Task to complete: Show, from the records below, all lines that contain the word "accent".

[Opening Records to use section]

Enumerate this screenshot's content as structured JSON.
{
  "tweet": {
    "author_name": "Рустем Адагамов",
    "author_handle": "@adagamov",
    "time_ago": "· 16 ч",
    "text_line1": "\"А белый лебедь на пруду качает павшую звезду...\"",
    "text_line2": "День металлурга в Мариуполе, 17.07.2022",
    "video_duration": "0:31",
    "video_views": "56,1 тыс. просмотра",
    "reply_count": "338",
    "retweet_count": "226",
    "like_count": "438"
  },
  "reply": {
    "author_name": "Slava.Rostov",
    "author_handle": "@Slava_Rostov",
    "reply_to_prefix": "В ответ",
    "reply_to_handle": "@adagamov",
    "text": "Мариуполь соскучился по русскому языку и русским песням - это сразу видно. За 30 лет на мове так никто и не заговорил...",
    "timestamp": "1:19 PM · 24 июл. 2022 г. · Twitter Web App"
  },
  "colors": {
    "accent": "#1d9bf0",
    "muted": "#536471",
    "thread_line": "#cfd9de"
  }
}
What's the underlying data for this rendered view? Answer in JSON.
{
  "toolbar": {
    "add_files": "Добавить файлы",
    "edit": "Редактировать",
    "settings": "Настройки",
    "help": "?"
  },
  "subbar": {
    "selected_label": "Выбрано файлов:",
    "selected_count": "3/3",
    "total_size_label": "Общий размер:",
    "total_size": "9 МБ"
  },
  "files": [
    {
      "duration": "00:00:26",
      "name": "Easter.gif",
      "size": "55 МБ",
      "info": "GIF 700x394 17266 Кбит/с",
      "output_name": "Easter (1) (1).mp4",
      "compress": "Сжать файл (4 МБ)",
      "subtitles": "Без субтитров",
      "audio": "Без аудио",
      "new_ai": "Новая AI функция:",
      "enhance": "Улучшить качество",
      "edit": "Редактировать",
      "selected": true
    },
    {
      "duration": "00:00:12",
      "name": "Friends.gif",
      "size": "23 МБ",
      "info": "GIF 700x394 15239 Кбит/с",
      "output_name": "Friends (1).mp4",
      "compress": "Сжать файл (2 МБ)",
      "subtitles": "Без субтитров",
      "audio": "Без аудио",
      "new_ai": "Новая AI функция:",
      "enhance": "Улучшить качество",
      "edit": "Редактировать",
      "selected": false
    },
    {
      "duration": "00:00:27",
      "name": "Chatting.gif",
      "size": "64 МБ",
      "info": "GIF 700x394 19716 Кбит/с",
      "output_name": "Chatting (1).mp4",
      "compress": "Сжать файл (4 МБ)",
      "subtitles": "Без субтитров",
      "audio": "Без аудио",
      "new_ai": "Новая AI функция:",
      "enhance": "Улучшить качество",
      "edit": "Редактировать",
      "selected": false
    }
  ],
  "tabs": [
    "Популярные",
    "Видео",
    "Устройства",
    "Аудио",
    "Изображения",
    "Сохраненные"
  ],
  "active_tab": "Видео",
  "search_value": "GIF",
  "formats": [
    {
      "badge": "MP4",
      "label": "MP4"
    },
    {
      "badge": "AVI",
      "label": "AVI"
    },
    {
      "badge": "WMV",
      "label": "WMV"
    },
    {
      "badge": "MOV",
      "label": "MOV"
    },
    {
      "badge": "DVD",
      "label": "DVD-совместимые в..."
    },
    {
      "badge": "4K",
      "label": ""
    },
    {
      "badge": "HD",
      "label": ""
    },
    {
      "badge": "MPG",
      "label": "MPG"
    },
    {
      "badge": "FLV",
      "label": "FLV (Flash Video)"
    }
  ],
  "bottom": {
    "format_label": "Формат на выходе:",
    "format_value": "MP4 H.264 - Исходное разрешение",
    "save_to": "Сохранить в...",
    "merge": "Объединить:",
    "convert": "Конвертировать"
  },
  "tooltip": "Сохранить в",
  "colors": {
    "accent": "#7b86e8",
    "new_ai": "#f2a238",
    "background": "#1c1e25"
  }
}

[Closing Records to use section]
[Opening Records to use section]

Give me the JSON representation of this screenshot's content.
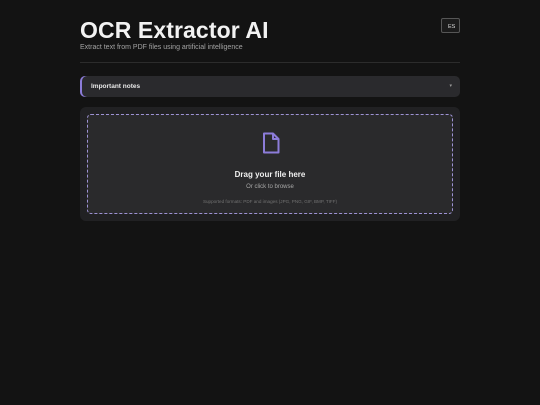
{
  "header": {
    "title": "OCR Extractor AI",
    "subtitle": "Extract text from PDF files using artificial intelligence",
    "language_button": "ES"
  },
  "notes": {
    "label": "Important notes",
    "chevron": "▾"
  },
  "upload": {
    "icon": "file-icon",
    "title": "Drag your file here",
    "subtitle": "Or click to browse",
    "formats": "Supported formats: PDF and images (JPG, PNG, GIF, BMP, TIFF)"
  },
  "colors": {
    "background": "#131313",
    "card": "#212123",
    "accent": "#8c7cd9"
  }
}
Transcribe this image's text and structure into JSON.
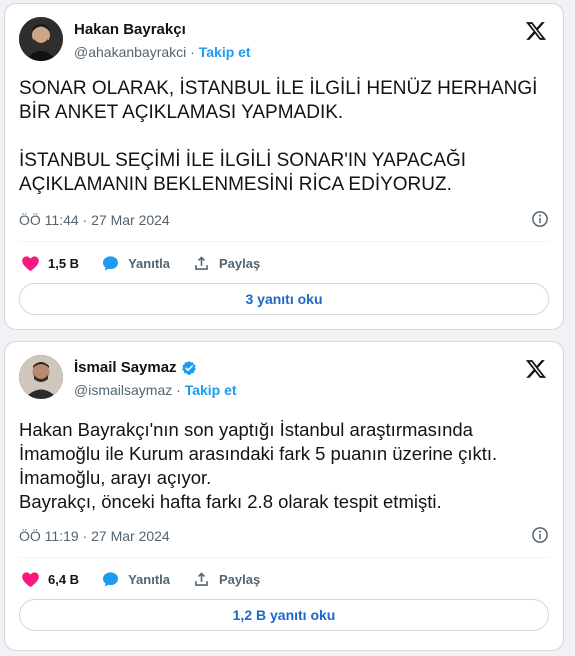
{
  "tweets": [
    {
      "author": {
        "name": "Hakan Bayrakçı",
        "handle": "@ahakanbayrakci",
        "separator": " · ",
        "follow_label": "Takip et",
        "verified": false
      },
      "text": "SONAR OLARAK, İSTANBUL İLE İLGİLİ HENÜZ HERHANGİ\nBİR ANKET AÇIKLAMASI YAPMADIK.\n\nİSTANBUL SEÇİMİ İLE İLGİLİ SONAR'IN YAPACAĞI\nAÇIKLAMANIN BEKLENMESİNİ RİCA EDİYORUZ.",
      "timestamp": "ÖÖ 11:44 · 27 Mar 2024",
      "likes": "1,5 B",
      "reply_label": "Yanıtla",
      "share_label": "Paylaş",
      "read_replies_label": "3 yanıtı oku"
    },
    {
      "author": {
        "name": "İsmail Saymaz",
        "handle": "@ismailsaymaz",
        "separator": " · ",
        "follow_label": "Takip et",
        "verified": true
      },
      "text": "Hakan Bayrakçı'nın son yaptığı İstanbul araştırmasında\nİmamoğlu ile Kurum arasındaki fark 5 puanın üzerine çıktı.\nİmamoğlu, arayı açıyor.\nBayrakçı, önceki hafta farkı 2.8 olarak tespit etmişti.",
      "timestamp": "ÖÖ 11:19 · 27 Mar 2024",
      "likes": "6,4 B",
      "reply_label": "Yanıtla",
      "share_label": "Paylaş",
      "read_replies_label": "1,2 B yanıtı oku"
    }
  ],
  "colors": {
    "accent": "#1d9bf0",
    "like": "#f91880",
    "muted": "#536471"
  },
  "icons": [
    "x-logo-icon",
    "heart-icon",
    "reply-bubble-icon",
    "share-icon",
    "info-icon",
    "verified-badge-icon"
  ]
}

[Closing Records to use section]

Written solution:
    "accent": "#1d9bf0",
    "accent": "#7b86e8",
    "accent": "#8c7cd9"
    "accent": "#1d9bf0",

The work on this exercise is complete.